All of the monsters are believable, as are the Barsoom landscapes, civilizations and flying machines. I sometimes see movies where I spend half of the time thinking that I’m watching a guy in a rubber suit or some cheesy special effects. That never happened here. “John Carter” is directed by Andrew Stanton, who is mostly known for his work on the animated movies “Finding Nemo” and “Wall-E.” It’s obvious that Pixar taught him the power of creating a totally believable world that’s filled with memorable imagery.
I do find it interesting that the story feels a bit dated. Edgar Rice Burroughs started writing these tales just over one hundred years ago, so I suppose that’s to be expected. Then again, it’s familiar to us because we’ve seen many of John Carter’s themes in classic science fiction films. George Lucas and James Cameron, for example, freely admit that they found inspiration for “Star Wars” and “Avatar” within the pages of Borroughs’ books.

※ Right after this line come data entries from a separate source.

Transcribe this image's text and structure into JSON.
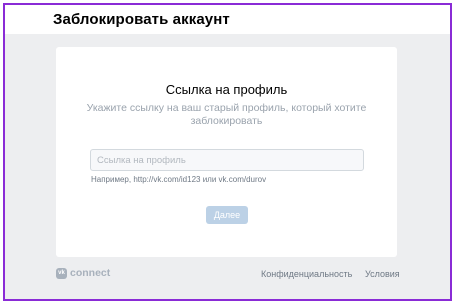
{
  "header": {
    "title": "Заблокировать аккаунт"
  },
  "card": {
    "title": "Ссылка на профиль",
    "subtitle": "Укажите ссылку на ваш старый профиль, который хотите заблокировать",
    "input_placeholder": "Ссылка на профиль",
    "input_value": "",
    "hint": "Например, http://vk.com/id123 или vk.com/durov",
    "next_label": "Далее"
  },
  "footer": {
    "logo_glyph": "vk",
    "brand": "connect",
    "privacy_label": "Конфиденциальность",
    "terms_label": "Условия"
  },
  "colors": {
    "frame_border": "#8a2bd6",
    "background": "#edeef0",
    "button_disabled": "#bcd1e6"
  }
}
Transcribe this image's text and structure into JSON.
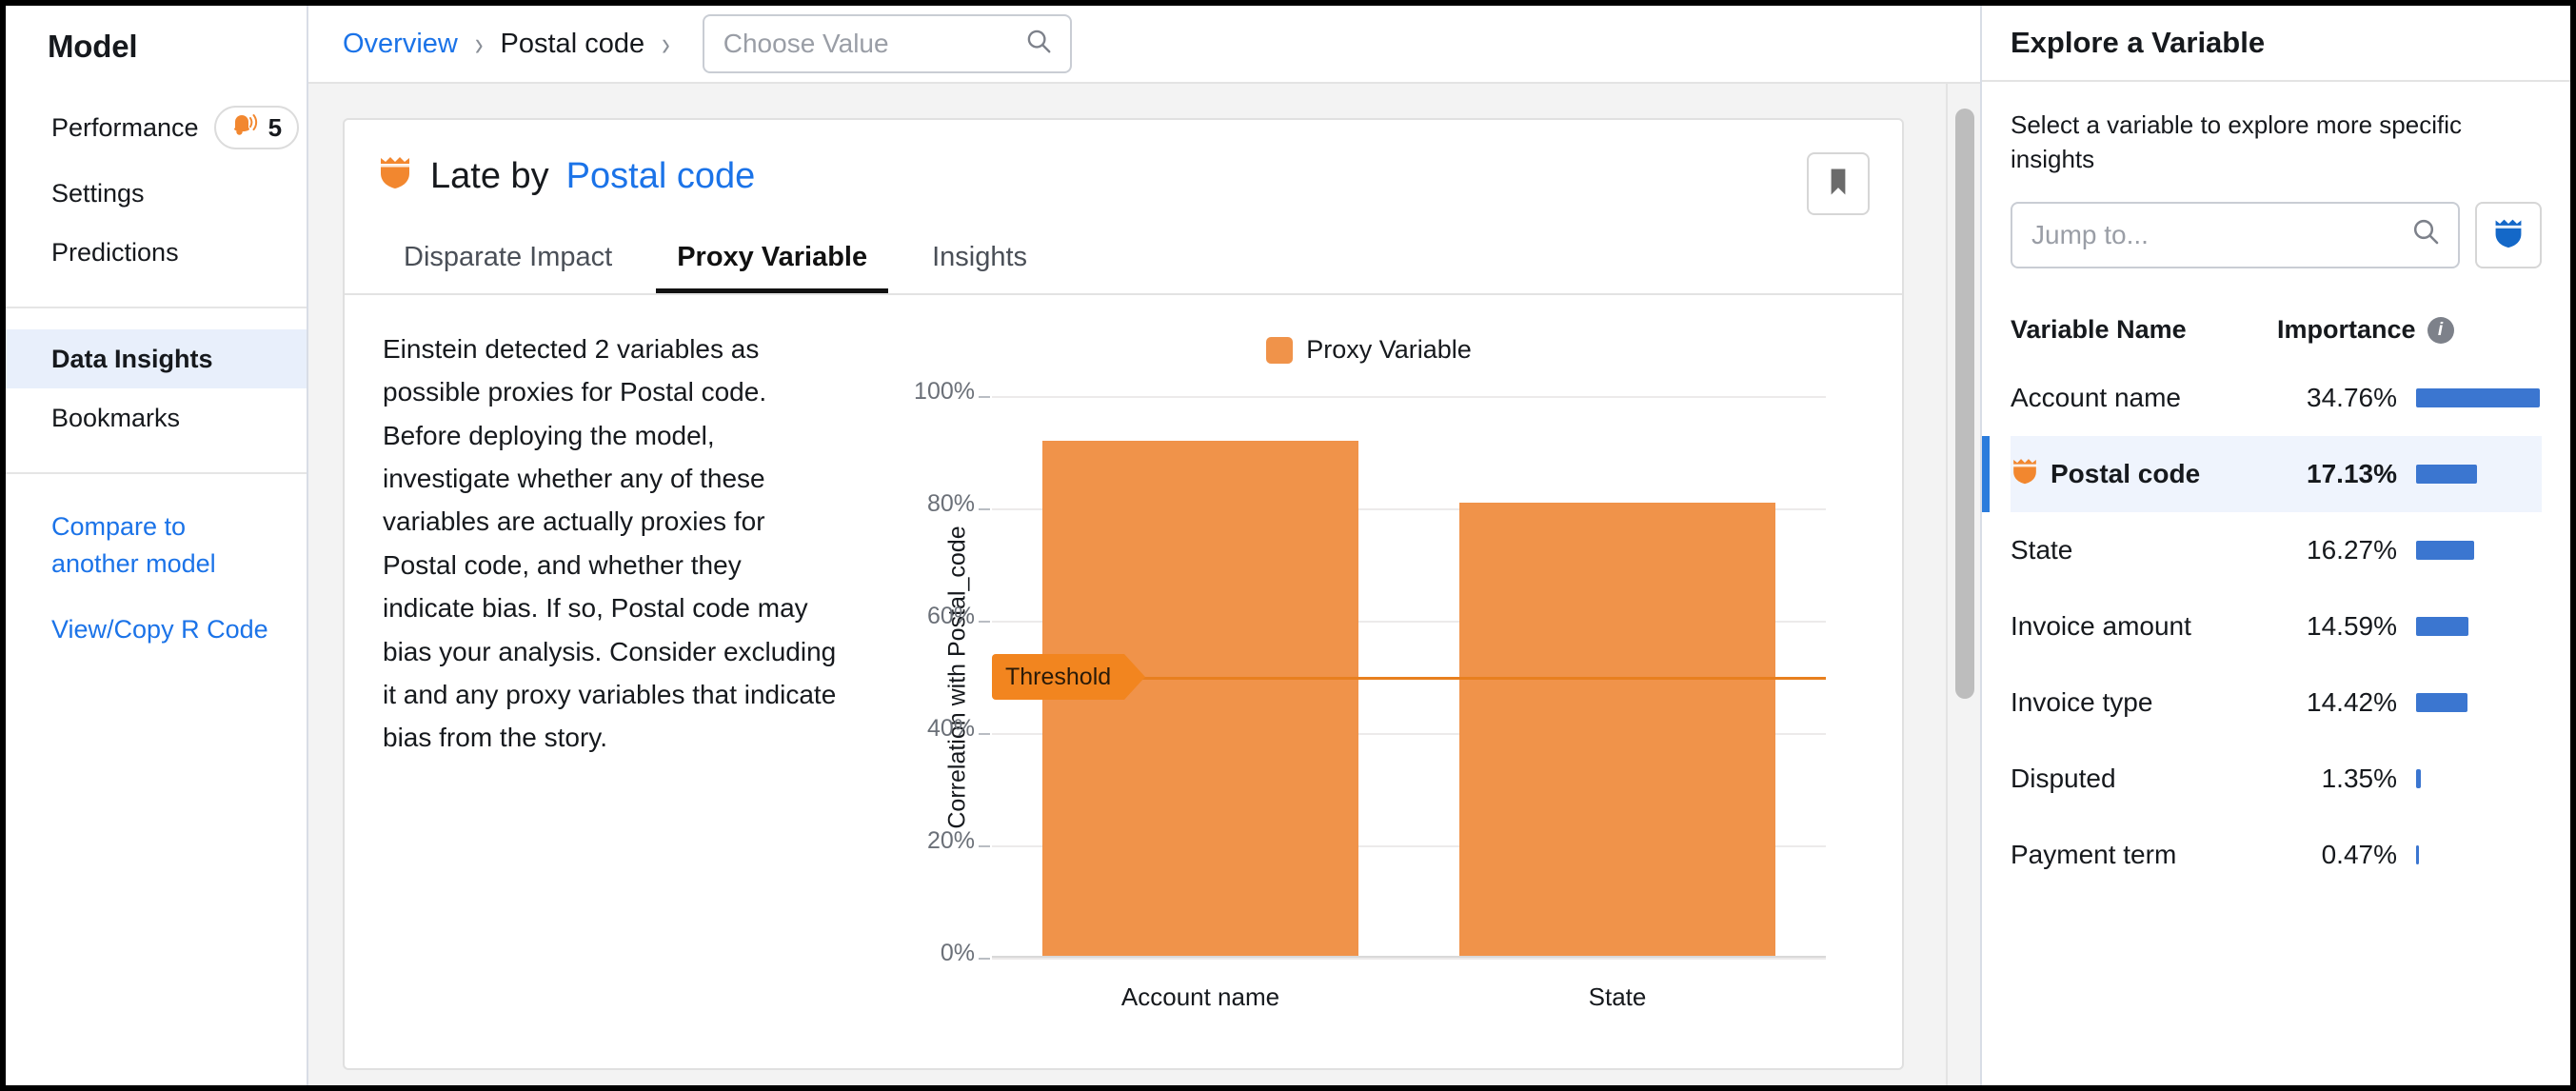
{
  "sidebar": {
    "title": "Model",
    "groups": [
      {
        "items": [
          {
            "label": "Performance",
            "badge": "5",
            "badge_icon": "bell-icon"
          },
          {
            "label": "Settings"
          },
          {
            "label": "Predictions"
          }
        ]
      },
      {
        "items": [
          {
            "label": "Data Insights",
            "active": true
          },
          {
            "label": "Bookmarks"
          }
        ]
      }
    ],
    "links": [
      "Compare to another model",
      "View/Copy R Code"
    ]
  },
  "breadcrumb": {
    "items": [
      "Overview",
      "Postal code"
    ],
    "separator": "›",
    "choose_value_placeholder": "Choose Value",
    "search_icon": "search-icon"
  },
  "card": {
    "title_prefix": "Late by",
    "title_variable": "Postal code",
    "title_icon": "orange-shield-icon",
    "bookmark_icon": "bookmark-icon",
    "tabs": [
      {
        "label": "Disparate Impact",
        "active": false
      },
      {
        "label": "Proxy Variable",
        "active": true
      },
      {
        "label": "Insights",
        "active": false
      }
    ],
    "description": "Einstein detected 2 variables as possible proxies for Postal code. Before deploying the model, investigate whether any of these variables are actually proxies for Postal code, and whether they indicate bias. If so, Postal code may bias your analysis. Consider excluding it and any proxy variables that indicate bias from the story."
  },
  "chart_data": {
    "type": "bar",
    "title": "",
    "legend": [
      {
        "name": "Proxy Variable",
        "color": "#f0934a"
      }
    ],
    "legend_position": "top-center",
    "categories": [
      "Account name",
      "State"
    ],
    "values": [
      92,
      81
    ],
    "series": [
      {
        "name": "Proxy Variable",
        "values": [
          92,
          81
        ]
      }
    ],
    "xlabel": "",
    "ylabel": "Correlation with Postal_code",
    "ylim": [
      0,
      100
    ],
    "yticks": [
      0,
      20,
      40,
      60,
      80,
      100
    ],
    "ytick_labels": [
      "0%",
      "20%",
      "40%",
      "60%",
      "80%",
      "100%"
    ],
    "grid": true,
    "annotations": [
      {
        "type": "threshold-line",
        "label": "Threshold",
        "value": 50,
        "color": "#e8801f"
      }
    ]
  },
  "right_panel": {
    "title": "Explore a Variable",
    "hint": "Select a variable to explore more specific insights",
    "search_placeholder": "Jump to...",
    "search_icon": "search-icon",
    "shield_button_icon": "blue-shield-icon",
    "columns": {
      "name": "Variable Name",
      "importance": "Importance"
    },
    "info_icon": "info-icon",
    "rows": [
      {
        "name": "Account name",
        "importance": "34.76%",
        "bar_pct": 34.76,
        "selected": false,
        "icon": null
      },
      {
        "name": "Postal code",
        "importance": "17.13%",
        "bar_pct": 17.13,
        "selected": true,
        "icon": "orange-shield-icon"
      },
      {
        "name": "State",
        "importance": "16.27%",
        "bar_pct": 16.27,
        "selected": false,
        "icon": null
      },
      {
        "name": "Invoice amount",
        "importance": "14.59%",
        "bar_pct": 14.59,
        "selected": false,
        "icon": null
      },
      {
        "name": "Invoice type",
        "importance": "14.42%",
        "bar_pct": 14.42,
        "selected": false,
        "icon": null
      },
      {
        "name": "Disputed",
        "importance": "1.35%",
        "bar_pct": 1.35,
        "selected": false,
        "icon": null
      },
      {
        "name": "Payment term",
        "importance": "0.47%",
        "bar_pct": 0.47,
        "selected": false,
        "icon": null
      }
    ]
  },
  "colors": {
    "accent_blue": "#1b73e8",
    "bar_blue": "#3b76d0",
    "chart_orange": "#f0934a",
    "threshold_orange": "#e8801f",
    "selected_row_bg": "#eff4fd"
  }
}
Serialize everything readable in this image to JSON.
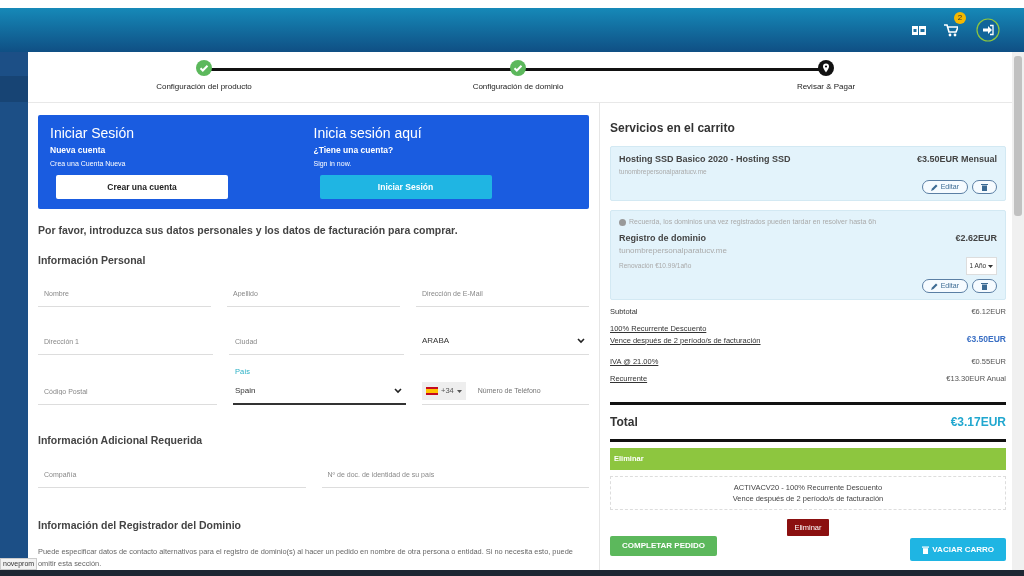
{
  "header": {
    "cart_count": "2"
  },
  "steps": [
    {
      "label": "Configuración del producto",
      "done": true
    },
    {
      "label": "Configuración de dominio",
      "done": true
    },
    {
      "label": "Revisar & Pagar",
      "done": false
    }
  ],
  "login": {
    "left": {
      "title": "Iniciar Sesión",
      "subtitle": "Nueva cuenta",
      "text": "Crea una Cuenta Nueva",
      "button": "Crear una cuenta"
    },
    "right": {
      "title": "Inicia sesión aquí",
      "subtitle": "¿Tiene una cuenta?",
      "text": "Sign in now.",
      "button": "Iniciar Sesión"
    }
  },
  "intro": "Por favor, introduzca sus datos personales y los datos de facturación para comprar.",
  "personal": {
    "title": "Información Personal",
    "rows": [
      [
        {
          "kind": "input",
          "placeholder": "Nombre"
        },
        {
          "kind": "input",
          "placeholder": "Apellido"
        },
        {
          "kind": "input",
          "placeholder": "Dirección de E-Mail"
        }
      ],
      [
        {
          "kind": "input",
          "placeholder": "Dirección 1"
        },
        {
          "kind": "input",
          "placeholder": "Ciudad"
        },
        {
          "kind": "select",
          "value": "ARABA"
        }
      ],
      [
        {
          "kind": "input",
          "placeholder": "Código Postal"
        },
        {
          "kind": "select",
          "label": "País",
          "value": "Spain",
          "focused": true
        },
        {
          "kind": "phone",
          "code": "+34",
          "placeholder": "Número de Teléfono"
        }
      ]
    ]
  },
  "additional": {
    "title": "Información Adicional Requerida",
    "fields": [
      {
        "placeholder": "Compañía"
      },
      {
        "placeholder": "Nº de doc. de identidad de su país"
      }
    ]
  },
  "registrar": {
    "title": "Información del Registrador del Dominio",
    "text": "Puede especificar datos de contacto alternativos para el registro de dominio(s) al hacer un pedido en nombre de otra persona o entidad. Si no necesita esto, puede omitir esta sección."
  },
  "cart": {
    "title": "Servicios en el carrito",
    "items": [
      {
        "name": "Hosting SSD Basico 2020 - Hosting SSD",
        "price": "€3.50EUR Mensual",
        "domain": "tunombrepersonalparatucv.me",
        "edit": "Editar"
      },
      {
        "notice": "Recuerda, los dominios una vez registrados pueden tardar en resolver hasta 6h",
        "name": "Registro de dominio",
        "price": "€2.62EUR",
        "domain": "tunombrepersonalparatucv.me",
        "renewal": "Renovación €10.99/1año",
        "period": "1 Año",
        "edit": "Editar"
      }
    ],
    "summary": [
      {
        "label": "Subtotal",
        "value": "€6.12EUR",
        "underlined": false,
        "accent": false
      },
      {
        "label": "100% Recurrente Descuento",
        "label2": "Vence después de 2 período/s de facturación",
        "value": "€3.50EUR",
        "underlined": true,
        "accent": true
      },
      {
        "label": "IVA @ 21.00%",
        "value": "€0.55EUR",
        "underlined": true,
        "accent": false
      },
      {
        "label": "Recurrente",
        "value": "€13.30EUR Anual",
        "underlined": true,
        "accent": false
      }
    ],
    "total_label": "Total",
    "total": "€3.17EUR",
    "promo_bar": "Eliminar",
    "promo_lines": [
      "ACTIVACV20 - 100% Recurrente Descuento",
      "Vence después de 2 período/s de facturación"
    ],
    "promo_remove": "Eliminar",
    "checkout": "COMPLETAR PEDIDO",
    "empty": "VACIAR CARRO"
  },
  "status_url": "noveprom"
}
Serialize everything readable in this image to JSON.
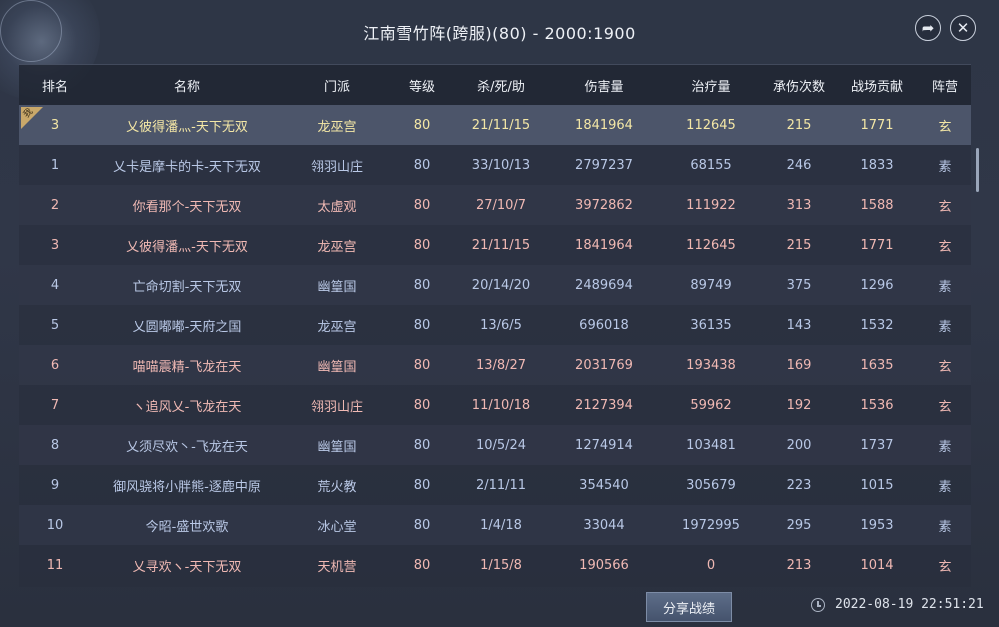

Ultimately, if you take John Carter’s notable pedigree, add in Stanton’s visual flair plus a better-than-average cast of actors and a superb musical score and you’re left with a crowd-pleasing cinematic winner. It will appeal mostly to younger boys who think that bug-eyed monsters are cool, but if you have even a passing fondness for science fiction fantasies, you should love the old-school adventures of “John Carter.”
Movie reviews by Sean, “The Movie Guy,” are published bi-weekly in “The Port Arthur News” and seen weekly on KFDM-TV and KBOI 2-TV. Sean welcomes your comments via email at firstname.lastname@example.org.